**Work to be completed**
Without the images, output each record below as it stands.
[[ Exercise input open ]]
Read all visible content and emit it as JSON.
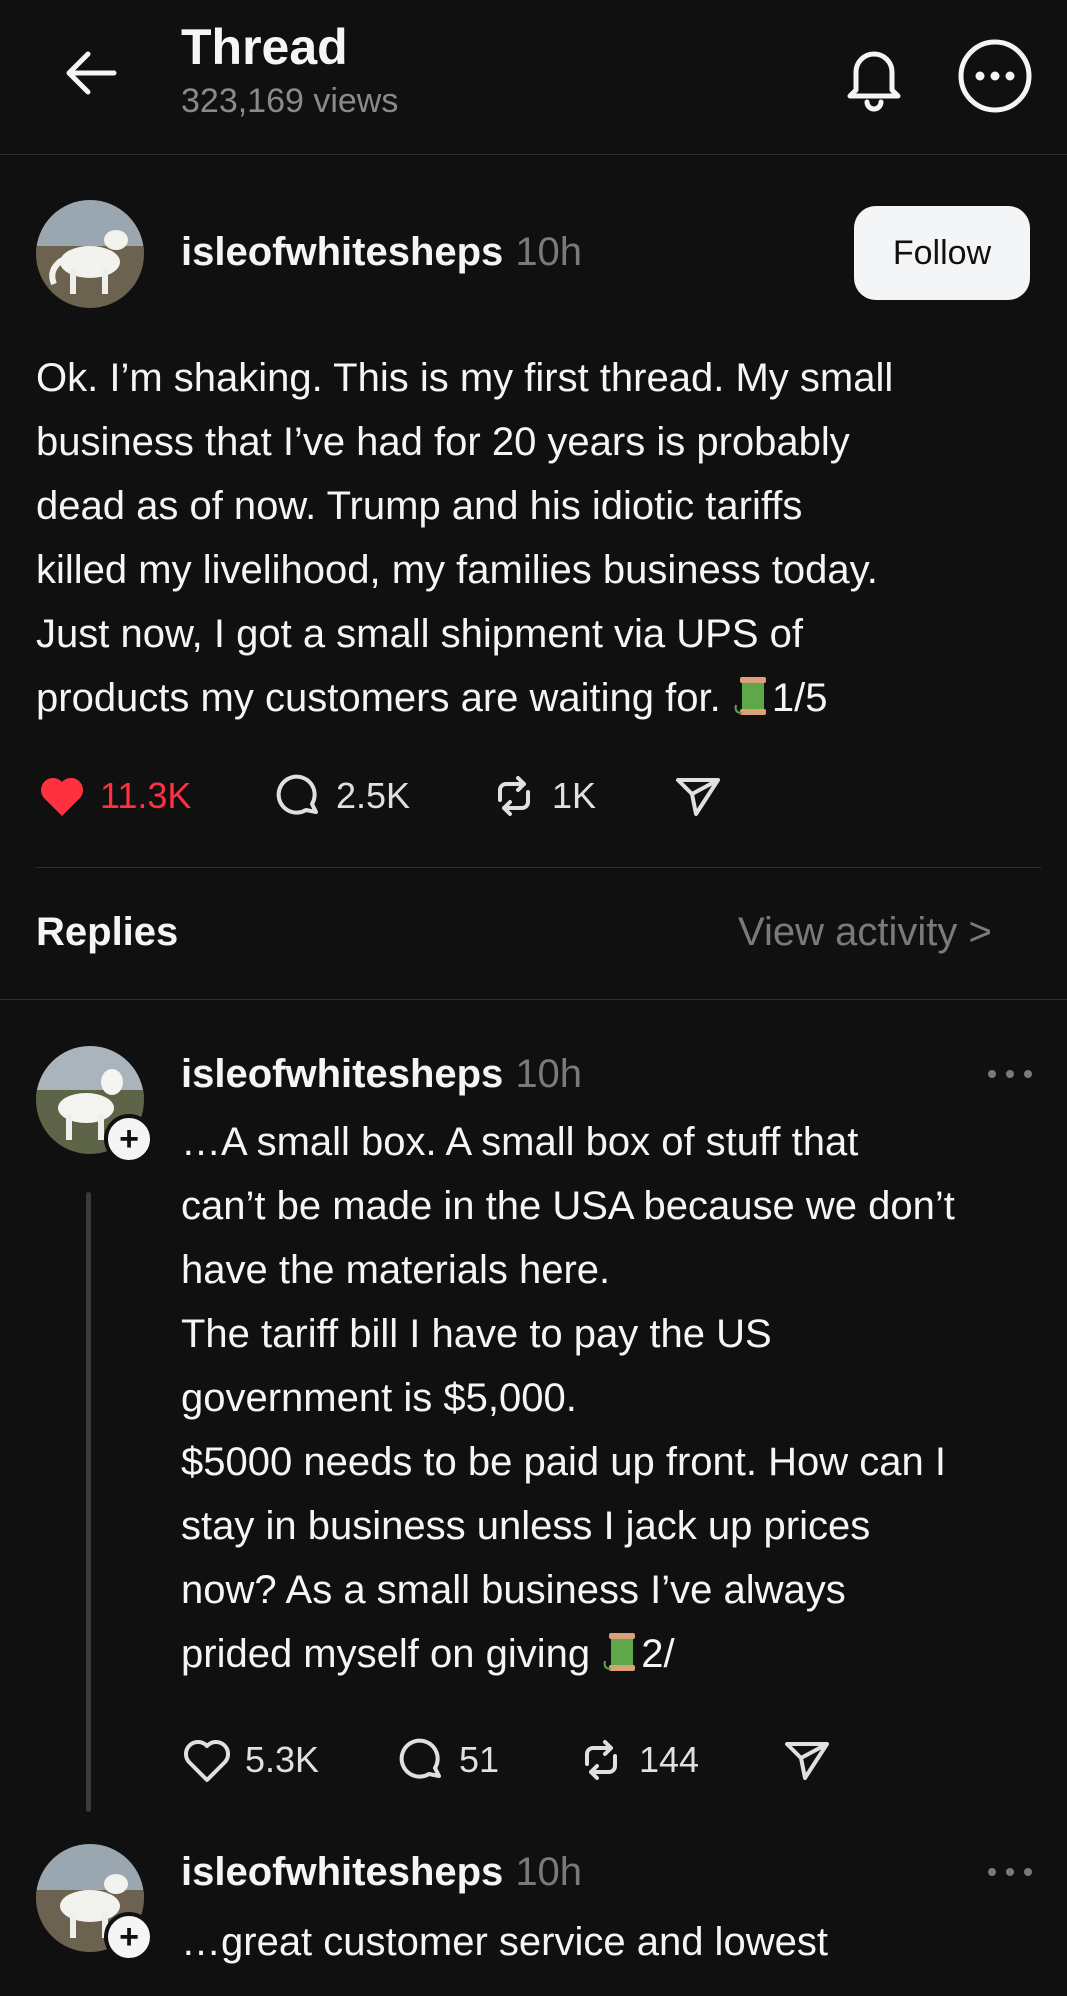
{
  "header": {
    "title": "Thread",
    "views": "323,169 views",
    "back_icon": "arrow-left-icon",
    "notify_icon": "bell-icon",
    "more_icon": "more-circle-icon"
  },
  "main_post": {
    "username": "isleofwhitesheps",
    "time": "10h",
    "follow_label": "Follow",
    "text_lines": [
      "Ok. I’m shaking. This is my first thread. My small",
      "business that I’ve had for 20 years is probably",
      "dead as of now. Trump and his idiotic tariffs",
      "killed my livelihood, my families business today.",
      "Just now,  I got a small shipment via UPS of",
      "products my customers are waiting for. "
    ],
    "suffix": "1/5",
    "likes": "11.3K",
    "comments": "2.5K",
    "reposts": "1K",
    "liked": true
  },
  "replies_bar": {
    "label": "Replies",
    "view_activity": "View activity >"
  },
  "reply1": {
    "username": "isleofwhitesheps",
    "time": "10h",
    "text_lines": [
      "…A small box. A small box of stuff that",
      "can’t be made in the USA because we don’t",
      "have the materials here.",
      "The tariff bill I have to pay the US",
      "government is $5,000.",
      "$5000 needs to be paid up front. How can I",
      "stay in business unless I jack up prices",
      "now? As a small business I’ve always",
      "prided myself on giving "
    ],
    "suffix": "2/",
    "likes": "5.3K",
    "comments": "51",
    "reposts": "144"
  },
  "reply2": {
    "username": "isleofwhitesheps",
    "time": "10h",
    "text_lines": [
      "…great customer service and lowest"
    ]
  },
  "colors": {
    "background": "#101010",
    "text": "#f3f5f7",
    "muted": "#7a7a7a",
    "like_red": "#ff3040",
    "divider": "#2e2e2e"
  }
}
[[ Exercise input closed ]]
**Expected answer**
Read all visible content and emit it as JSON.
{
  "header": {
    "title": "Thread",
    "views": "323,169 views",
    "back_icon": "arrow-left-icon",
    "notify_icon": "bell-icon",
    "more_icon": "more-circle-icon"
  },
  "main_post": {
    "username": "isleofwhitesheps",
    "time": "10h",
    "follow_label": "Follow",
    "text_lines": [
      "Ok. I’m shaking. This is my first thread. My small",
      "business that I’ve had for 20 years is probably",
      "dead as of now. Trump and his idiotic tariffs",
      "killed my livelihood, my families business today.",
      "Just now,  I got a small shipment via UPS of",
      "products my customers are waiting for. "
    ],
    "suffix": "1/5",
    "likes": "11.3K",
    "comments": "2.5K",
    "reposts": "1K",
    "liked": true
  },
  "replies_bar": {
    "label": "Replies",
    "view_activity": "View activity >"
  },
  "reply1": {
    "username": "isleofwhitesheps",
    "time": "10h",
    "text_lines": [
      "…A small box. A small box of stuff that",
      "can’t be made in the USA because we don’t",
      "have the materials here.",
      "The tariff bill I have to pay the US",
      "government is $5,000.",
      "$5000 needs to be paid up front. How can I",
      "stay in business unless I jack up prices",
      "now? As a small business I’ve always",
      "prided myself on giving "
    ],
    "suffix": "2/",
    "likes": "5.3K",
    "comments": "51",
    "reposts": "144"
  },
  "reply2": {
    "username": "isleofwhitesheps",
    "time": "10h",
    "text_lines": [
      "…great customer service and lowest"
    ]
  },
  "colors": {
    "background": "#101010",
    "text": "#f3f5f7",
    "muted": "#7a7a7a",
    "like_red": "#ff3040",
    "divider": "#2e2e2e"
  }
}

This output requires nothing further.